    Several speakers took the stage. Outgoing president, Joanna Helm, talked about the accomplishments the chamber has made during the past year. Incoming president, Shaun Murray, outlined his goals for the coming year.

    And emcee Kevin Childers took on all comers with a barrage of jabs and jokes to keep the mood light – and to keep people running for cover.

  • Important issues in next Tuesday's election

    Don’t let the fact that all county officer and county board candidates are running unopposed keep you from going to your polling place next Tuesday.

    For example, you can be a vital part of the process in deciding who will be on the ballot in the gubernatorial race – and in all statewide officer races – in the general election. The same is true for the state representative and state senator races in November.

  • Family documents found in deed box

    My job that day was to clean shelves in my office. Among and amidst the papers, boxes and books, was a slim black metal deed box.

    I carried the box to the kitchen table, and with slight pressure, opened the lid. The 5-inch-by-10 l/2-inch box had last been the property of an uncle, Renatus (Noddy) Torbeck of St. Paul. It was given to me some years back by my cousin, Leila Dippold, who co-administered his estate.

  • Make your mark; help with census

    Residents who feel that they are not valuable participants in the workings of local government can be just that this year.

    The federal government will conduct the 2010 Decennial Census this year in an effort to make sure that every person in this country is counted in the United States' population.

    Why does it matter whether you and I participate in the census?

  • Several freed slaves owned land in county

    At the suggestion of Gale Red, I sat down one day and worked my way through the 1870 Federal Census of Fayette County, searching for men who may have been soldiers of the Confederacy.

    Gale, a member of the Dixon Camp, Sons of Confederate Veterans, is heading up the effort in Illinois to compile a list of all known Confederate veterans buried in the state.

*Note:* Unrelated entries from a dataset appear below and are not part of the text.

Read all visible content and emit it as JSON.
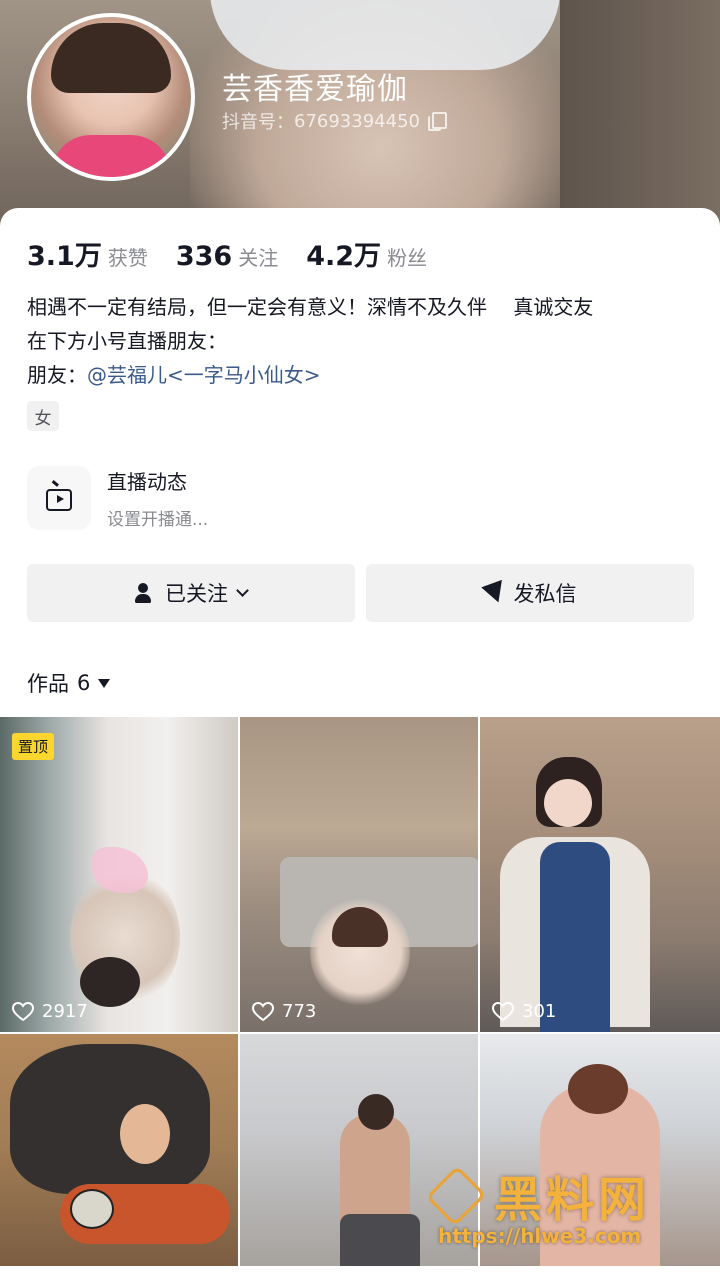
{
  "profile": {
    "nickname": "芸香香爱瑜伽",
    "douyin_id_label": "抖音号：",
    "douyin_id": "67693394450"
  },
  "stats": [
    {
      "value": "3.1万",
      "label": "获赞"
    },
    {
      "value": "336",
      "label": "关注"
    },
    {
      "value": "4.2万",
      "label": "粉丝"
    }
  ],
  "bio": {
    "line1": "相遇不一定有结局，但一定会有意义！深情不及久伴　 真诚交友",
    "line2": "在下方小号直播朋友：",
    "line3_prefix": "朋友：",
    "line3_link": "@芸福儿<一字马小仙女>"
  },
  "gender_tag": "女",
  "live_entry": {
    "title": "直播动态",
    "subtitle": "设置开播通..."
  },
  "buttons": {
    "follow_label": "已关注",
    "message_label": "发私信"
  },
  "works_tab": {
    "label": "作品",
    "count": "6"
  },
  "videos": [
    {
      "likes": "2917",
      "pinned_label": "置顶"
    },
    {
      "likes": "773"
    },
    {
      "likes": "301"
    },
    {
      "likes": ""
    },
    {
      "likes": ""
    },
    {
      "likes": ""
    }
  ],
  "watermark": {
    "title": "黑料网",
    "url": "https://hlwe3.com"
  }
}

    The results surprised me a little, because as I scanned the entries and identified families from Virginia, Tennessee, etc., all of the Confederate veterans known to us showed up in this census.